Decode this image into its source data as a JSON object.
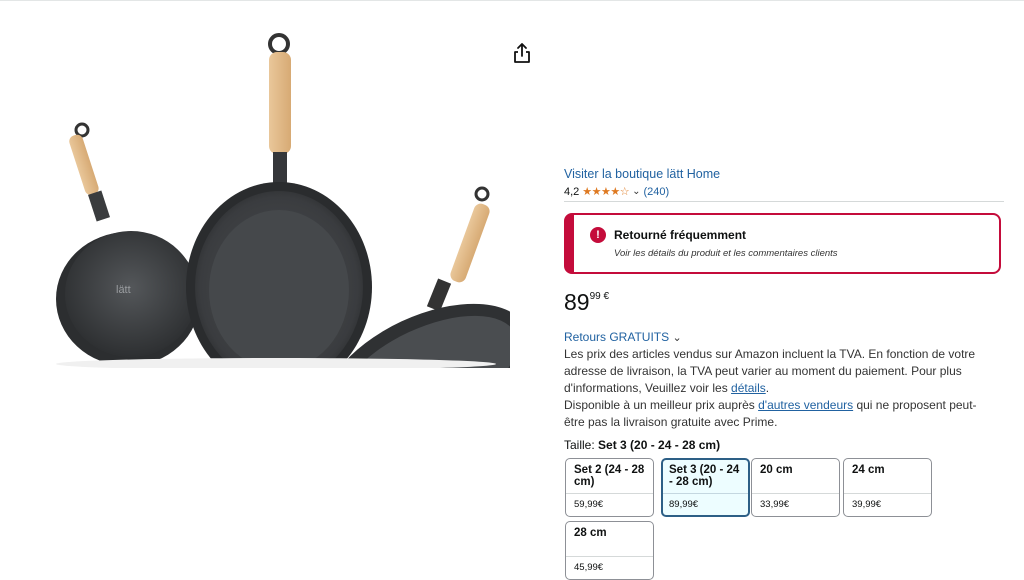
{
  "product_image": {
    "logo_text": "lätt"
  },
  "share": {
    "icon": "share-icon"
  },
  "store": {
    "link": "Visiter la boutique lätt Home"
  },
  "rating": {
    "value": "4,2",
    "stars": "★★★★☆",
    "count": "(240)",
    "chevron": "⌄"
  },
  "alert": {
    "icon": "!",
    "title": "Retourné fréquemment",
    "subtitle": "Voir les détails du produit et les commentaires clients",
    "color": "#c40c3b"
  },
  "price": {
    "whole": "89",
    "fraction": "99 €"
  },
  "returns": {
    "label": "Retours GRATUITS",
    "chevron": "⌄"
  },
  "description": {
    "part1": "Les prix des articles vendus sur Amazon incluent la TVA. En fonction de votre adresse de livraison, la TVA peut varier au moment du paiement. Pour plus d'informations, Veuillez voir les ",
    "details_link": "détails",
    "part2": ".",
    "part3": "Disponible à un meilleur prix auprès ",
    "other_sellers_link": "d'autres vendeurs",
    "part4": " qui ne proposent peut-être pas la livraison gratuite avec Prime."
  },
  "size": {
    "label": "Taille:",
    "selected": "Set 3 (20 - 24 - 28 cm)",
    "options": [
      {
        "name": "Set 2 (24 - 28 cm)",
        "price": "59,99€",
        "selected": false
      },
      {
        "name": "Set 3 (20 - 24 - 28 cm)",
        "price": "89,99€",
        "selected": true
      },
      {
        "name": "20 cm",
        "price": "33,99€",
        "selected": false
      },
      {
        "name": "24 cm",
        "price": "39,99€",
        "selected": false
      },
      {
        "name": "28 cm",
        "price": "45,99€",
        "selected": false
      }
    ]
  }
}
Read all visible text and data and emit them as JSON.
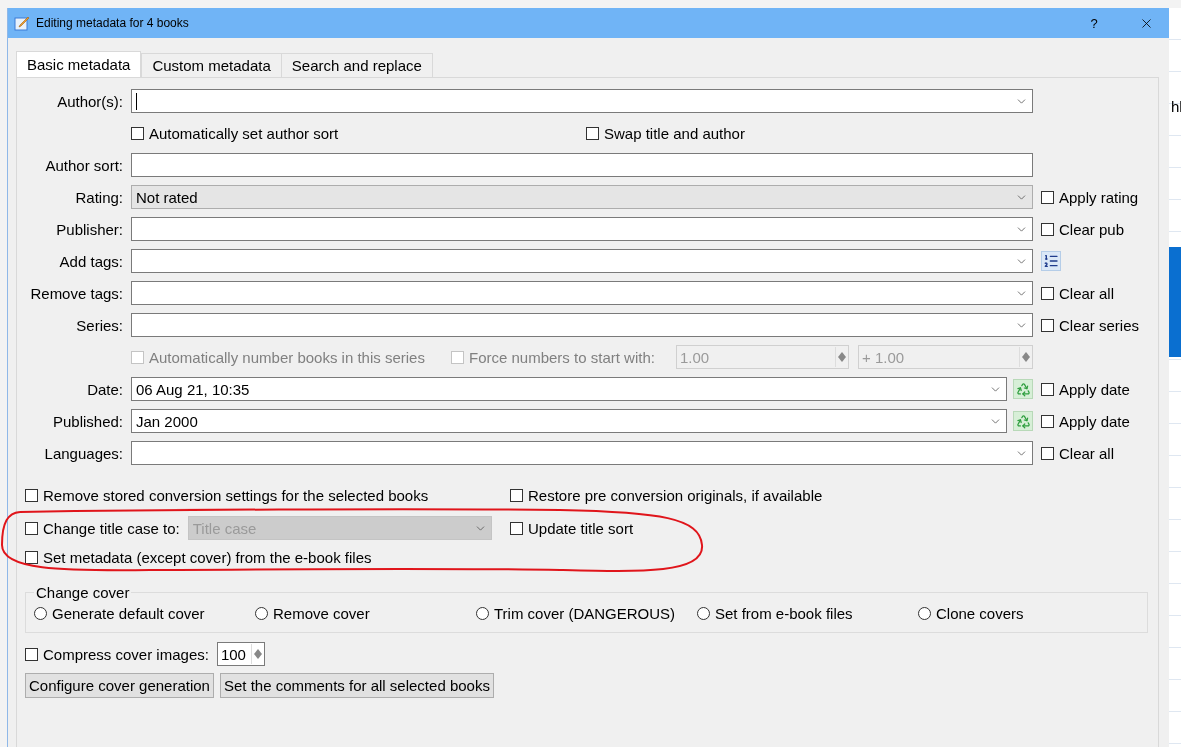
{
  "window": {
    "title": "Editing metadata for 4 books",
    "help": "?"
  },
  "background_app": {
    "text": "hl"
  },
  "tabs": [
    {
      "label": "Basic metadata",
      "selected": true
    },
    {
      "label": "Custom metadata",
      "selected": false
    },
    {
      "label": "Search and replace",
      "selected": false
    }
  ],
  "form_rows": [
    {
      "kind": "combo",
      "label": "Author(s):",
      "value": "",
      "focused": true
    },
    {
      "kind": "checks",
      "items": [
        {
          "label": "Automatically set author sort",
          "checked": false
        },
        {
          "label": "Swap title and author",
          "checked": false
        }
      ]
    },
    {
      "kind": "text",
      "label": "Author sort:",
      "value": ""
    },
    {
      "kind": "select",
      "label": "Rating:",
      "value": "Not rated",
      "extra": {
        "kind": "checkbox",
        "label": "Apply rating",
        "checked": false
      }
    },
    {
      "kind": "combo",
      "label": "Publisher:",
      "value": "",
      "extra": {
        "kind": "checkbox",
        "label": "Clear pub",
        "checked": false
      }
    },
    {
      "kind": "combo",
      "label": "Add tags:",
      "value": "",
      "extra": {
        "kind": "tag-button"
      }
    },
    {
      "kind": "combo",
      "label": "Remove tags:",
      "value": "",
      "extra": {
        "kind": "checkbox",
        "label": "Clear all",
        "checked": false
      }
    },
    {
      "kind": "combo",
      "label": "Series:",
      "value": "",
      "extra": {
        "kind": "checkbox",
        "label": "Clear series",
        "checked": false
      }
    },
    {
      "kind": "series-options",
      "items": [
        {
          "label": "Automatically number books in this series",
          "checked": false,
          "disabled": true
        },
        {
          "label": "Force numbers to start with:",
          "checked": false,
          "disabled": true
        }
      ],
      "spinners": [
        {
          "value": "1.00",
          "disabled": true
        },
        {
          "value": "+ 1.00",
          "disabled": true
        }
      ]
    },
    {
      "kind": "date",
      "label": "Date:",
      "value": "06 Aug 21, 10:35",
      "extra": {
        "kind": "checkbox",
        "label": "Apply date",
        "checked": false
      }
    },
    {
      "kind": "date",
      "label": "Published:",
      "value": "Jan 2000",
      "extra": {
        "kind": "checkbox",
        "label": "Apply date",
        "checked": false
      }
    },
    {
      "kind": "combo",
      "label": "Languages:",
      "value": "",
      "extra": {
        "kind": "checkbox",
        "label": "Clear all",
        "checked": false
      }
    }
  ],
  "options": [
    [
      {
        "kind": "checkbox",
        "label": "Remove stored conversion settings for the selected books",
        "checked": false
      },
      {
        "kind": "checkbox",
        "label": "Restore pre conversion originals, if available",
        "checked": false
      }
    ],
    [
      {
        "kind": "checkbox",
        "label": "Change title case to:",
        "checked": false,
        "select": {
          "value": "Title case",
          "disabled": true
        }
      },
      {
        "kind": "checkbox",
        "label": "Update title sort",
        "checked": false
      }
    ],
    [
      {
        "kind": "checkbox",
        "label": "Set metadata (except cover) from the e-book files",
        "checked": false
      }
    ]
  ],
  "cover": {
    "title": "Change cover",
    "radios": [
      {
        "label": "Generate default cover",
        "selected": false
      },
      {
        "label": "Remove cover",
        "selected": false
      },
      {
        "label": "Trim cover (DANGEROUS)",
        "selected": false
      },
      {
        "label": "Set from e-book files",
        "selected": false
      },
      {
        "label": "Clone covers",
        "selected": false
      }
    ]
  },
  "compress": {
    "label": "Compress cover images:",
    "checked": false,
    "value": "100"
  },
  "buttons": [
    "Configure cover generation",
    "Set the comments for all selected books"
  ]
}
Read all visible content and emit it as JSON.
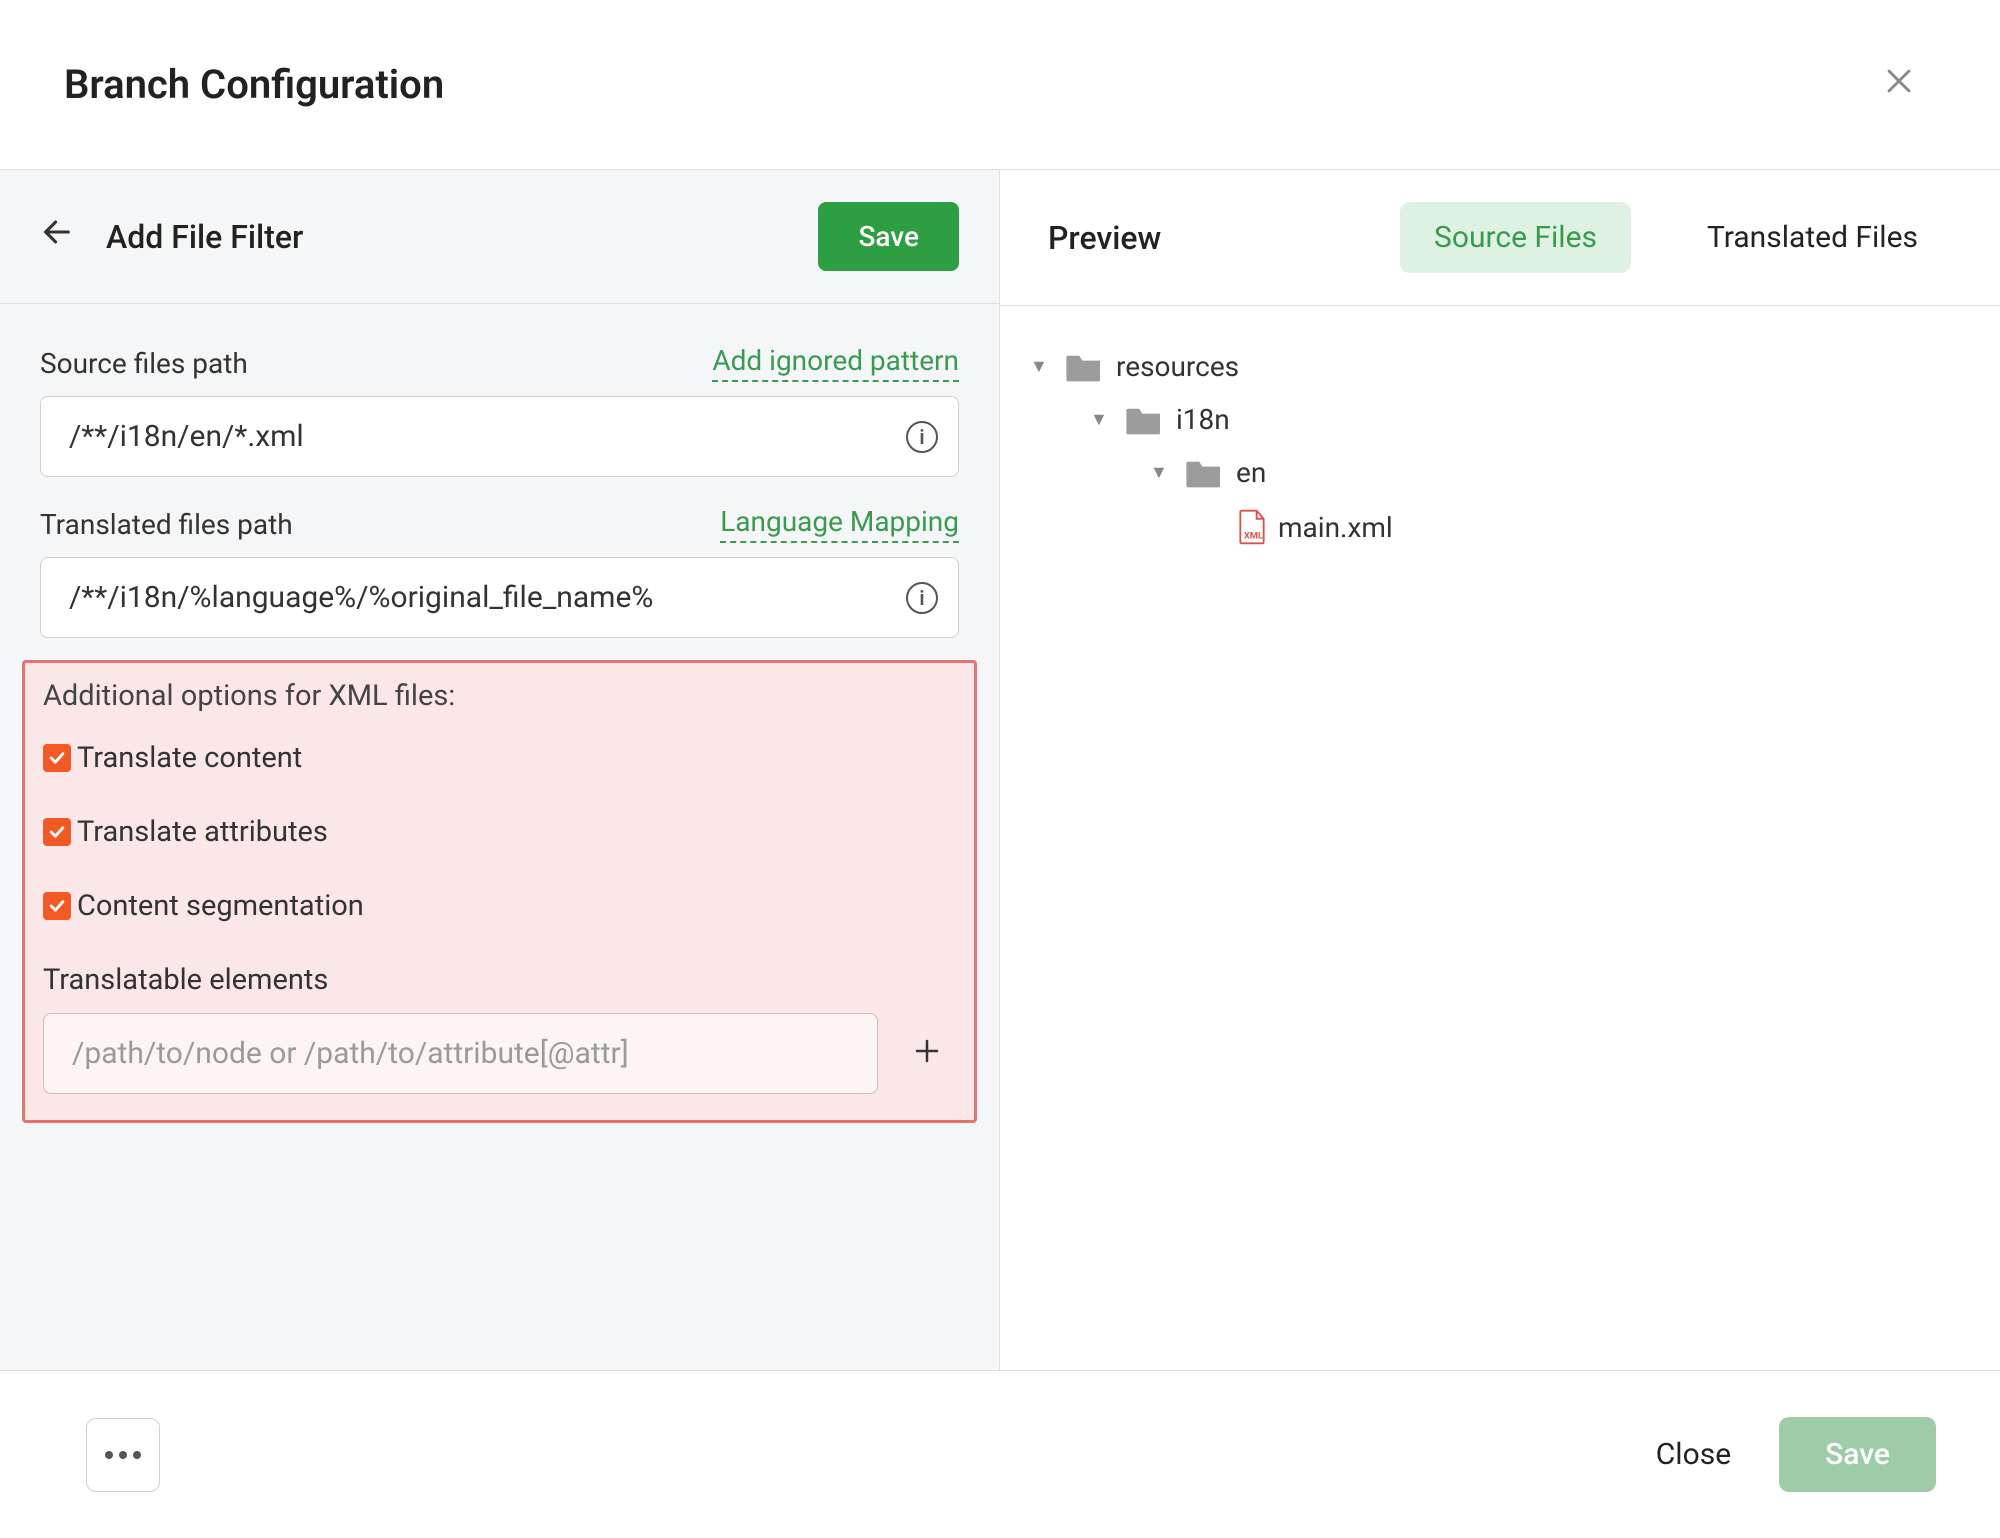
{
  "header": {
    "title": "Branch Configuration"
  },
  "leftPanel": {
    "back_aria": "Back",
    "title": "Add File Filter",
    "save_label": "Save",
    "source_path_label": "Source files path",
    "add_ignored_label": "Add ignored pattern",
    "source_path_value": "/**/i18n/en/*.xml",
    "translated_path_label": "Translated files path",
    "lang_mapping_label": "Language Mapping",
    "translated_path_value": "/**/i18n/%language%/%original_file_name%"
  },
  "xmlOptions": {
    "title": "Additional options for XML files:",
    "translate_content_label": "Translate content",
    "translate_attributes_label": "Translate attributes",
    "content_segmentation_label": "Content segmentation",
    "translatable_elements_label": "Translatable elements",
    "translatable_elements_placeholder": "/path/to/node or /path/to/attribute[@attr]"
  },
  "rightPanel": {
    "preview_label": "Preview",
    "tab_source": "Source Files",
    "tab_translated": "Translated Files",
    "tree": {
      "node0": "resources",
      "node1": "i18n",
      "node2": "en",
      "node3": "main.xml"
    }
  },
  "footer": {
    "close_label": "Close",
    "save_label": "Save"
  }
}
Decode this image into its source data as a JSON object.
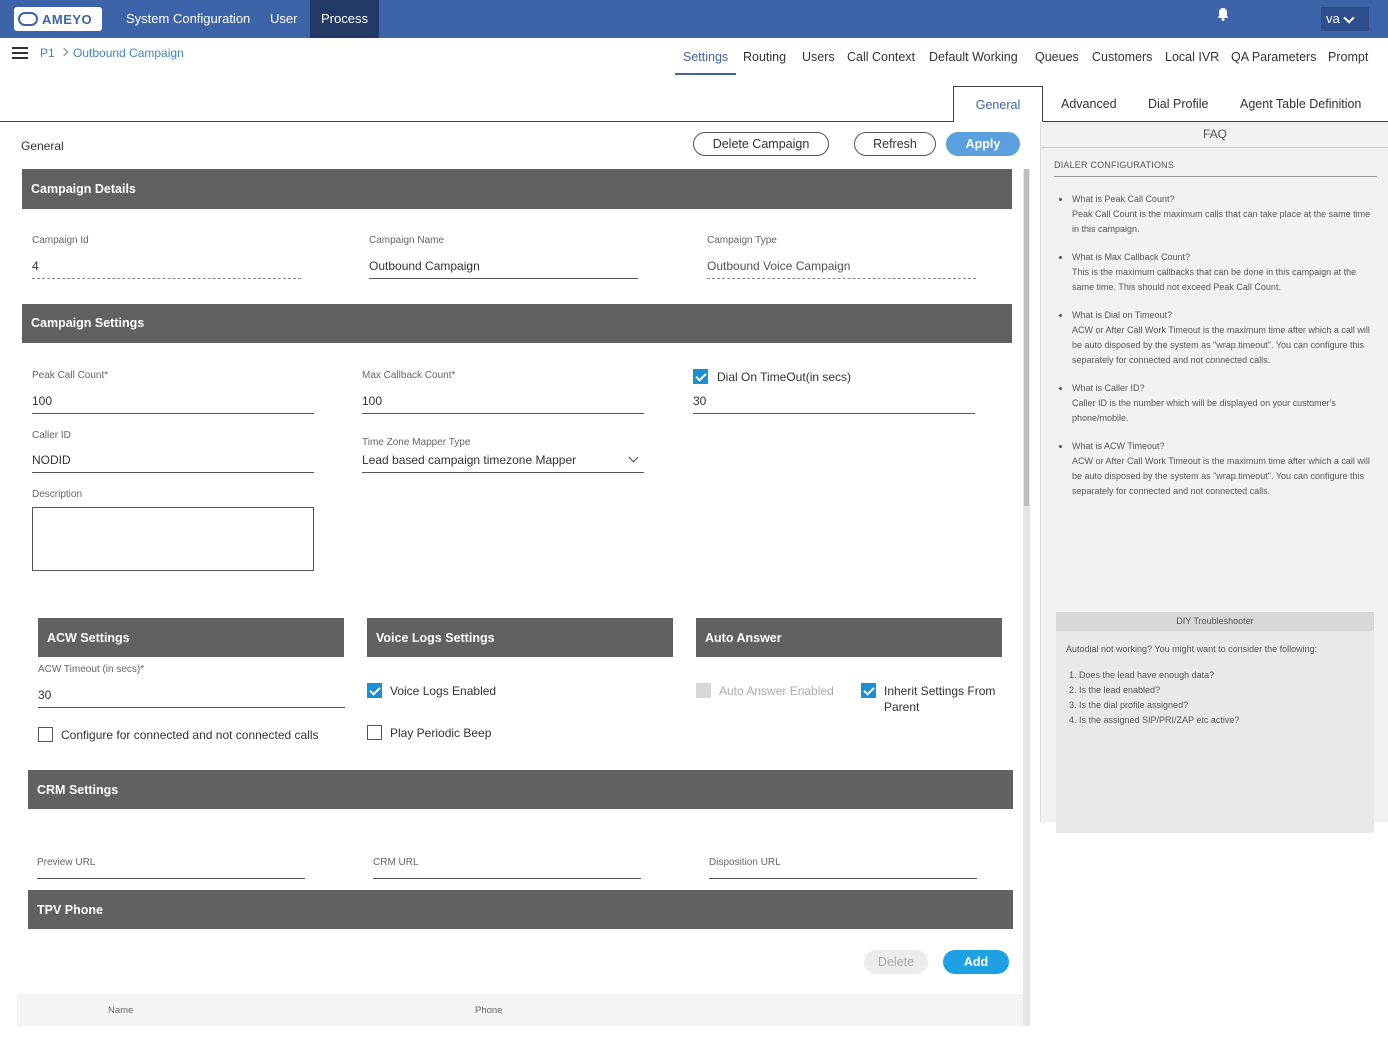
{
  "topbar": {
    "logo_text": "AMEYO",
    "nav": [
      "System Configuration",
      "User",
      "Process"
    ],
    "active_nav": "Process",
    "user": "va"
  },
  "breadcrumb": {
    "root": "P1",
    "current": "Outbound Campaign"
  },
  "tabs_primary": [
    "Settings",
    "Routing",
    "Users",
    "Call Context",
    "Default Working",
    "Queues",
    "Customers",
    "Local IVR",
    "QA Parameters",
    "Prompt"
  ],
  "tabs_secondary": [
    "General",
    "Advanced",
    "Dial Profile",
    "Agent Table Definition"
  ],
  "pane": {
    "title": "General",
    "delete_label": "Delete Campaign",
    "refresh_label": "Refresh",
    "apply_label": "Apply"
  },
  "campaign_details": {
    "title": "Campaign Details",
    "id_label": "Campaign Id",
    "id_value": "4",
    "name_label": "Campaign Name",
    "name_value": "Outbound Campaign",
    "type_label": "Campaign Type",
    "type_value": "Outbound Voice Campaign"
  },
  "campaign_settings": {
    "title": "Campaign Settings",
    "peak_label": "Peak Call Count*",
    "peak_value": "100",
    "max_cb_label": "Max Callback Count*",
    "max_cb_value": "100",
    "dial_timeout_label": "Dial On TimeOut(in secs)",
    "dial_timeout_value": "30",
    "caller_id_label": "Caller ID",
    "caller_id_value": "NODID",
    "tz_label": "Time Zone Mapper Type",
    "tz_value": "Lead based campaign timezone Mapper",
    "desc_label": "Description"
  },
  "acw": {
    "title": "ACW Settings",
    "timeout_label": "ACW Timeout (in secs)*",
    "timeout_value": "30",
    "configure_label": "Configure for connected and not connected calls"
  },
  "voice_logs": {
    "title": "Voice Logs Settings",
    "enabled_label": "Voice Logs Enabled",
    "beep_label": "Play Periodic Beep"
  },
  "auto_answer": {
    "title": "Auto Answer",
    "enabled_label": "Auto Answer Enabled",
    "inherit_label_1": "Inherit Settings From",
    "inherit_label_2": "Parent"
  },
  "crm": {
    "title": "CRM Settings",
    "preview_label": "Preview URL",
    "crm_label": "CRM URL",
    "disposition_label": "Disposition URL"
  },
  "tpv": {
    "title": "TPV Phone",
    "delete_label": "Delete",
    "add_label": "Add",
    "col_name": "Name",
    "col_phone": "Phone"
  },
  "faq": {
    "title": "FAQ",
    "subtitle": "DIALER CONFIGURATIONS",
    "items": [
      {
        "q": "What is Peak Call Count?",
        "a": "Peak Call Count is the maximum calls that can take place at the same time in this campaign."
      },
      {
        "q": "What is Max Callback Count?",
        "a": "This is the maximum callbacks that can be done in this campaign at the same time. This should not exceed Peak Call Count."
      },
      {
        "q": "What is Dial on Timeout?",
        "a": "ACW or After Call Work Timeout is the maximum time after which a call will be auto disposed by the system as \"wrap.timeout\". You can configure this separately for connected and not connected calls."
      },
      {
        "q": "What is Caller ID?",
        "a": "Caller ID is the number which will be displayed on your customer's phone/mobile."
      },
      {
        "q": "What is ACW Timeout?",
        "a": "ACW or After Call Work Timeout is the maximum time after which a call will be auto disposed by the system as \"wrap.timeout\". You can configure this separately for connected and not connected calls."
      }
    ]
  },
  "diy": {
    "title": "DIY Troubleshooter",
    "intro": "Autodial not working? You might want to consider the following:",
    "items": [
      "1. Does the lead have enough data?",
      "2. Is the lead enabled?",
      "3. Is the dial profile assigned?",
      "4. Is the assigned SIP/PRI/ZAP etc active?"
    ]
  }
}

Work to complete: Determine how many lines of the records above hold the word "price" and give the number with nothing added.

Output below: 6